◆ Exercise brief
Output every record below precisely as it is written.

[Opening Material for this task section]

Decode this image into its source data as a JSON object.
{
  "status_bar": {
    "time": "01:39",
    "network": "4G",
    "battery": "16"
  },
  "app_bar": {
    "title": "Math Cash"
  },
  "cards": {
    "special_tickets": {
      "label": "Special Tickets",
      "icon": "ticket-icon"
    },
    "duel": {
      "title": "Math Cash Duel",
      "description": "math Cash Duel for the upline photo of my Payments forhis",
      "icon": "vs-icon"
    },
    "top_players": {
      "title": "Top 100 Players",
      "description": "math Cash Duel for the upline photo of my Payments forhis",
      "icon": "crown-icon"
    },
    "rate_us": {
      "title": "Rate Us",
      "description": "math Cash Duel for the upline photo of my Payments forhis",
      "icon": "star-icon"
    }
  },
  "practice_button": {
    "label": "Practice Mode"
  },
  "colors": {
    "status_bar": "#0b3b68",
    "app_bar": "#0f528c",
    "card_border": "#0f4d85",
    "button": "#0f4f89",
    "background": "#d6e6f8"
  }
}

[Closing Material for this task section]

◆ Result for this task
Decode this image into its source data as a JSON object.
{
  "status_bar": {
    "time": "01:39",
    "network": "4G",
    "battery": "16"
  },
  "app_bar": {
    "title": "Math Cash"
  },
  "cards": {
    "special_tickets": {
      "label": "Special Tickets",
      "icon": "ticket-icon"
    },
    "duel": {
      "title": "Math Cash Duel",
      "description": "math Cash Duel for the upline photo of my Payments forhis",
      "icon": "vs-icon"
    },
    "top_players": {
      "title": "Top 100 Players",
      "description": "math Cash Duel for the upline photo of my Payments forhis",
      "icon": "crown-icon"
    },
    "rate_us": {
      "title": "Rate Us",
      "description": "math Cash Duel for the upline photo of my Payments forhis",
      "icon": "star-icon"
    }
  },
  "practice_button": {
    "label": "Practice Mode"
  },
  "colors": {
    "status_bar": "#0b3b68",
    "app_bar": "#0f528c",
    "card_border": "#0f4d85",
    "button": "#0f4f89",
    "background": "#d6e6f8"
  }
}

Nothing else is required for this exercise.